Problem description
Give back each record precisely, pictures excluded.

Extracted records
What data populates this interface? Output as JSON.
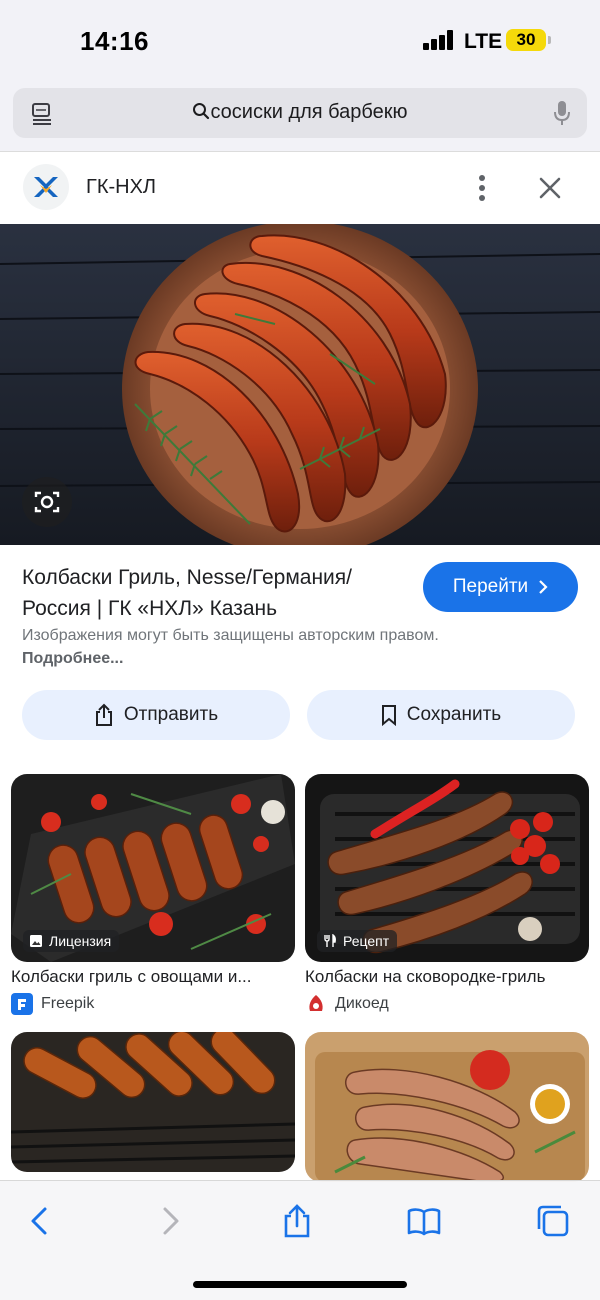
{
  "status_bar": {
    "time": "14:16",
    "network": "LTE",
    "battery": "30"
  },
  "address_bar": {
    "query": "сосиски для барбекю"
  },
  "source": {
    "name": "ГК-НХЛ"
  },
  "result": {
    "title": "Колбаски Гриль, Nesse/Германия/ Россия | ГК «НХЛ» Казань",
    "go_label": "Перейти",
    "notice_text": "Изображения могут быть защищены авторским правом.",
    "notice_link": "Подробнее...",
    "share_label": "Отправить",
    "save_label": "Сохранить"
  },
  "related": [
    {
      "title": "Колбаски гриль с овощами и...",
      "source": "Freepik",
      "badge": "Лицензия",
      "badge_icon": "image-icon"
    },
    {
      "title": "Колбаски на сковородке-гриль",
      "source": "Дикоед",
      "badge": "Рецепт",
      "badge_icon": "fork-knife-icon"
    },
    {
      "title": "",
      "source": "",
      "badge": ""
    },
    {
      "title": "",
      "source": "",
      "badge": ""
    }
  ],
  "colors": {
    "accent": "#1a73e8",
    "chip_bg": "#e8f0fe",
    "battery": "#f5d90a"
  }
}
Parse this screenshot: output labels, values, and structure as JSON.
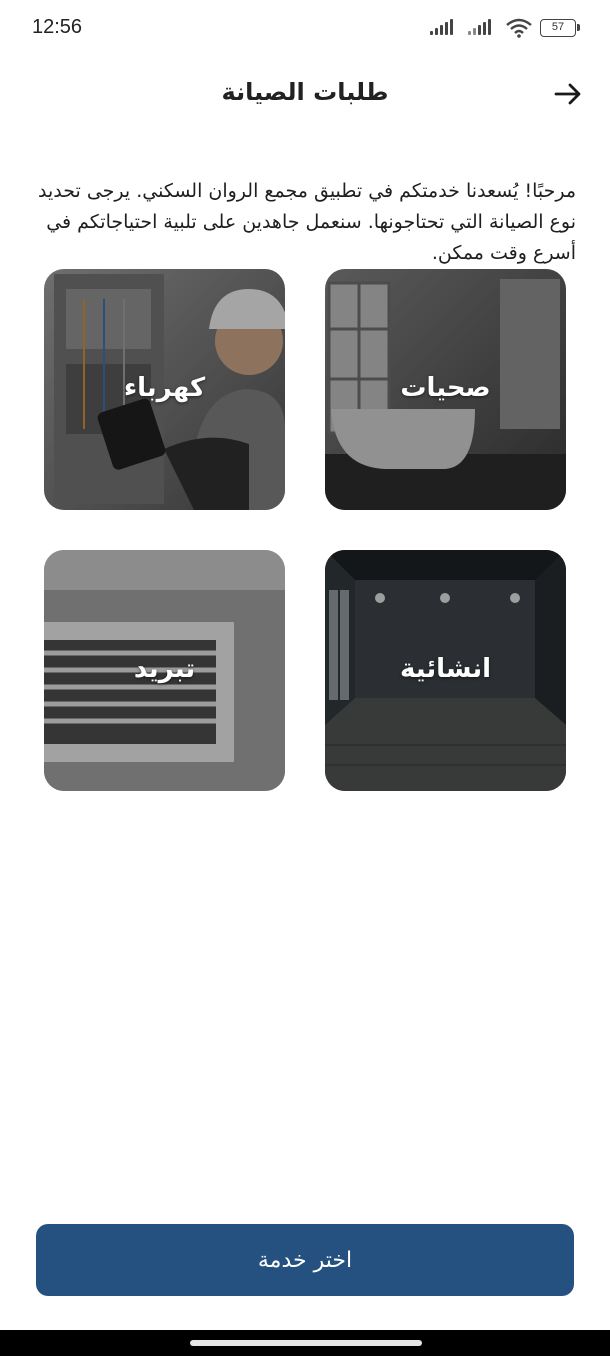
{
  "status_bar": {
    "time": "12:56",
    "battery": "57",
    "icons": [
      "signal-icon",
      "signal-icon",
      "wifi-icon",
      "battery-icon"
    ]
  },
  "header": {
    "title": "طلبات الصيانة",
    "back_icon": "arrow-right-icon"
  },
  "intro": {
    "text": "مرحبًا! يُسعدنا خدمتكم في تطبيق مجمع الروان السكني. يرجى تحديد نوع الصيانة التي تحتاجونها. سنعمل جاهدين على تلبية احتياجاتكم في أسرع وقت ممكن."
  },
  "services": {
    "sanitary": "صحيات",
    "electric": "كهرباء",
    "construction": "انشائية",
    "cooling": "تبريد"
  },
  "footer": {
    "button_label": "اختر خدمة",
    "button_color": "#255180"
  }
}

Response to this task
What data populates this interface? Output as JSON.
{
  "status_bar": {
    "time": "14:16",
    "network": "LTE",
    "battery": "30"
  },
  "address_bar": {
    "query": "сосиски для барбекю"
  },
  "source": {
    "name": "ГК-НХЛ"
  },
  "result": {
    "title": "Колбаски Гриль, Nesse/Германия/ Россия | ГК «НХЛ» Казань",
    "go_label": "Перейти",
    "notice_text": "Изображения могут быть защищены авторским правом.",
    "notice_link": "Подробнее...",
    "share_label": "Отправить",
    "save_label": "Сохранить"
  },
  "related": [
    {
      "title": "Колбаски гриль с овощами и...",
      "source": "Freepik",
      "badge": "Лицензия",
      "badge_icon": "image-icon"
    },
    {
      "title": "Колбаски на сковородке-гриль",
      "source": "Дикоед",
      "badge": "Рецепт",
      "badge_icon": "fork-knife-icon"
    },
    {
      "title": "",
      "source": "",
      "badge": ""
    },
    {
      "title": "",
      "source": "",
      "badge": ""
    }
  ],
  "colors": {
    "accent": "#1a73e8",
    "chip_bg": "#e8f0fe",
    "battery": "#f5d90a"
  }
}
Parse this screenshot: output labels, values, and structure as JSON.
{
  "status_bar": {
    "time": "12:56",
    "battery": "57",
    "icons": [
      "signal-icon",
      "signal-icon",
      "wifi-icon",
      "battery-icon"
    ]
  },
  "header": {
    "title": "طلبات الصيانة",
    "back_icon": "arrow-right-icon"
  },
  "intro": {
    "text": "مرحبًا! يُسعدنا خدمتكم في تطبيق مجمع الروان السكني. يرجى تحديد نوع الصيانة التي تحتاجونها. سنعمل جاهدين على تلبية احتياجاتكم في أسرع وقت ممكن."
  },
  "services": {
    "sanitary": "صحيات",
    "electric": "كهرباء",
    "construction": "انشائية",
    "cooling": "تبريد"
  },
  "footer": {
    "button_label": "اختر خدمة",
    "button_color": "#255180"
  }
}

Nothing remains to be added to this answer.